I haven’t really thought about it, but off the top of my head I could rattle off a few of the people I’ve been obsessed with at various points in my life. I spent my fifteenth birthday seeing The Smiths on The Queen is Dead tour. Even though Morrissey is famously mopey, there’s something about Johnny Marr’s guitar playing, and sort of the song structure and the liveliness of the drums and arrangements. Even the Buzzcocks—their songs tended to be kinda complicated with very dark undertones, but super happy, poppy stuff. I recently got to be friends with Steve Garvey, the old bassist for the Buzzcocks. What sweet guy. I was told that Steve Garvey was coming to this gig, and I was like, “OK, I don’t really follow baseball.” And then he walked in and he’s British, and I’m looking at him funny. And he goes [in British accent], “I’m not the baseball player; I’m from the Buzzcocks.” And I was like, “Fuck yes!” And I made him and his wife hang out with me all night long. We’ve stayed in touch; we exchange ideas about audio books—that’s what my friendship with Steve Garvey of the Buzzcocks is based on [laughs].
You were talking about audio books … I know David Foster Wallace has been an influence on you in some capacity …
Are you familiar with his stuff?
I’ve only read a few essays from Consider the Lobster.

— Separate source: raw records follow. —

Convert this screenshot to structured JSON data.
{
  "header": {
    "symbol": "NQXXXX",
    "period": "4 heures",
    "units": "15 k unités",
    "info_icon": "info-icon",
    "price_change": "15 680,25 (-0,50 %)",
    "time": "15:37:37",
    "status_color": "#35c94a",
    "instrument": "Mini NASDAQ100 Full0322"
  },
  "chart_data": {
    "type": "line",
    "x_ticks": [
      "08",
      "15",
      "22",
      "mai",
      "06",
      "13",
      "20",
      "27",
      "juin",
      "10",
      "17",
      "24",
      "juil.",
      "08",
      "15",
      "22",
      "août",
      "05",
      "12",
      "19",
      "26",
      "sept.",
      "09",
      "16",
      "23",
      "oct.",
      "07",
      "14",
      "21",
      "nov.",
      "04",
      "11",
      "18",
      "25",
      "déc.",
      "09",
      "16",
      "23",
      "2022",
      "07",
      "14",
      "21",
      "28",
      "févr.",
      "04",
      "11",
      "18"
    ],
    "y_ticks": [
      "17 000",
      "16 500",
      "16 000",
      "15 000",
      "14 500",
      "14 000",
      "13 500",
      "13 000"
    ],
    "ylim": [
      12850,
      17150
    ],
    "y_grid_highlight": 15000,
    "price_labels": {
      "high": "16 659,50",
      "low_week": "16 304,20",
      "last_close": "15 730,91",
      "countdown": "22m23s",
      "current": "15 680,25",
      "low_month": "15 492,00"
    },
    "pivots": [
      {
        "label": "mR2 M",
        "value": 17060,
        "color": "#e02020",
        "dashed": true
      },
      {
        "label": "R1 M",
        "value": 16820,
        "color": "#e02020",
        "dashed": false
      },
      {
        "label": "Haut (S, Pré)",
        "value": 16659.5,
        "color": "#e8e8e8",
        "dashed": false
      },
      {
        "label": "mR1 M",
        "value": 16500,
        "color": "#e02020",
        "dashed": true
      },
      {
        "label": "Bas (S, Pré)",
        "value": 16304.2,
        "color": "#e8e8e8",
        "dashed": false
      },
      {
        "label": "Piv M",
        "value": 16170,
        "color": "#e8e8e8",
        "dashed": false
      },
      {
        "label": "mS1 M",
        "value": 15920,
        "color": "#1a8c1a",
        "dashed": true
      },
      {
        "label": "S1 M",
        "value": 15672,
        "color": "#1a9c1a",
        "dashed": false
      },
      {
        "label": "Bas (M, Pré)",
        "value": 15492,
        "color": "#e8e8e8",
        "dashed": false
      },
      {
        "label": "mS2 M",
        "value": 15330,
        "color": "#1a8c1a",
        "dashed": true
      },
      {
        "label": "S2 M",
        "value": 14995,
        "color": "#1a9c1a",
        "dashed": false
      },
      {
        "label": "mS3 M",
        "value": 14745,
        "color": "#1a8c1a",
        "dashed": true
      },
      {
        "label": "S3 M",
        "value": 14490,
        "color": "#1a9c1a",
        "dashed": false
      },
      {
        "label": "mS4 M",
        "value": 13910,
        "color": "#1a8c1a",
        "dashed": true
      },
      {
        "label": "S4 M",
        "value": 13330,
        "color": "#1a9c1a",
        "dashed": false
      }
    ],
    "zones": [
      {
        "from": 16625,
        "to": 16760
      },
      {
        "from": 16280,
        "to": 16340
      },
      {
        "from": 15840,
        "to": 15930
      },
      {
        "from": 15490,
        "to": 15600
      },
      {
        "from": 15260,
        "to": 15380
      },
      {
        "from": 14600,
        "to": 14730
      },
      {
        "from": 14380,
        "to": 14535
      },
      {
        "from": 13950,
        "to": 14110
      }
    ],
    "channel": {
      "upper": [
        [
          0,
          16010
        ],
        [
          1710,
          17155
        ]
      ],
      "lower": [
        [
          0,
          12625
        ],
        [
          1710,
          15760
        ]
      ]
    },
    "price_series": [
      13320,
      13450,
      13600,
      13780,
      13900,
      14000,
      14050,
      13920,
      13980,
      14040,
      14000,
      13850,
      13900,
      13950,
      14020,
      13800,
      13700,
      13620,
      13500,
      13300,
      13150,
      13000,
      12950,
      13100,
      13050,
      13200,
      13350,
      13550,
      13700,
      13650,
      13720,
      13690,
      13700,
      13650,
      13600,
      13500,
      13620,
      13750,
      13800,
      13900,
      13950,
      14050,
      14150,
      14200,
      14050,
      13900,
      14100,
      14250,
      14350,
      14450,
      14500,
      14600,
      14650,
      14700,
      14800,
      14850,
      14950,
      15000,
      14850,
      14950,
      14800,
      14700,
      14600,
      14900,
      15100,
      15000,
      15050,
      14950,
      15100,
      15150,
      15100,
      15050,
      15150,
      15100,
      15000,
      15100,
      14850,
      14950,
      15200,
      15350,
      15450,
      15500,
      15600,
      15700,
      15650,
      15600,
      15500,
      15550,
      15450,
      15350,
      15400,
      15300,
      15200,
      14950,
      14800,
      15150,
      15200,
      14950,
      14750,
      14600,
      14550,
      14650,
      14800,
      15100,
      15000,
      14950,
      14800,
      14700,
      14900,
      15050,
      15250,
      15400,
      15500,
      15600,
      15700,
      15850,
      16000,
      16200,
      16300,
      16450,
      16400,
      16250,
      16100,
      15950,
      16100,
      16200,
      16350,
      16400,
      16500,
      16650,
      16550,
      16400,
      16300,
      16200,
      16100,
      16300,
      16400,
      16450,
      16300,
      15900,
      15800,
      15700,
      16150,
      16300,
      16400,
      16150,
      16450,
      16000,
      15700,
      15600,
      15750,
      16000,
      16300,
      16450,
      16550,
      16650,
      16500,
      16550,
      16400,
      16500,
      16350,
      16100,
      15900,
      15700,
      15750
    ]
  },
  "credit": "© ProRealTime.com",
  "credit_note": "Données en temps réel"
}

That was a great one. It was such a relief because he had A Supposedly Fun Thing I’ll Never Do Again, and then his sort of apex of his career in Infinite Jest. And after Infinite Jest he put out Brief Interviews With Hideous Men, which was … fuck, talk about dark. I mean that’s as dark a book as I’ve ever read. And the fact that it was so well executed made it even more painful to read. That was the first time I ever really got a glimpse into how hard it must have been to be as perceptive as he was. Anyway, when Consider the Lobster came out I felt like this was a good sign about DFW. It still makes me so sad that it worked out the way it did for him.
Were your songs more autobiographical when you started? Are they more character-based now?
I have a hard time even saying, just because I try not to think about it too much. I find that when I do, I edit myself to the detriment of the song. I guess if I’m an observer of my songwriting I’d say that the fact that I sang more about getting drunk and maybe having a looser moral code was more reflective of where I was in my mid-20s writing early 97’s songs. And now my songs have less of that which is reflective of the fact that I found true love and settled down and had a family. I guess there’s an element of autobiography with the debauchery that happens in the songs. I feel like it was only yesterday. If I feel like going to a weird, dark, drunken, angry place it’s very easy to go there. The new songs feel very autobiographical to me but when I sit down and look at them I realize this stuff is just a story and it could be anybody and the details aren’t necessarily the details from my life.
The Old 97′s are one of the few bands I know that still play a large chunk of their catalog …
You know what’s funny, is that twice we’ve done four-night stands—once in New Jersey and once in Dallas—where we did zero repeats except for “Timebomb” at the end of each show. Over both of those four-night stands we played almost 100 songs. Really, the number of songs we didn’t play from our released material was under 10. It’s crazy. And now we’re about to add anywhere from 16 to 20 songs to that list, so apparently our sets are going to have to be even longer.
And you hardly rehearse …
We do pre-production on a record where we’ll get together and play those songs. And like for me I do solo gigs where I play a lot of the catalog in that situation. Every night I dream about the band—I check into a hotel, or I’m playing a gig. That’s rehearsal.
“The Grand Theatre” – Old 97′s
Photo by Allison V. Smith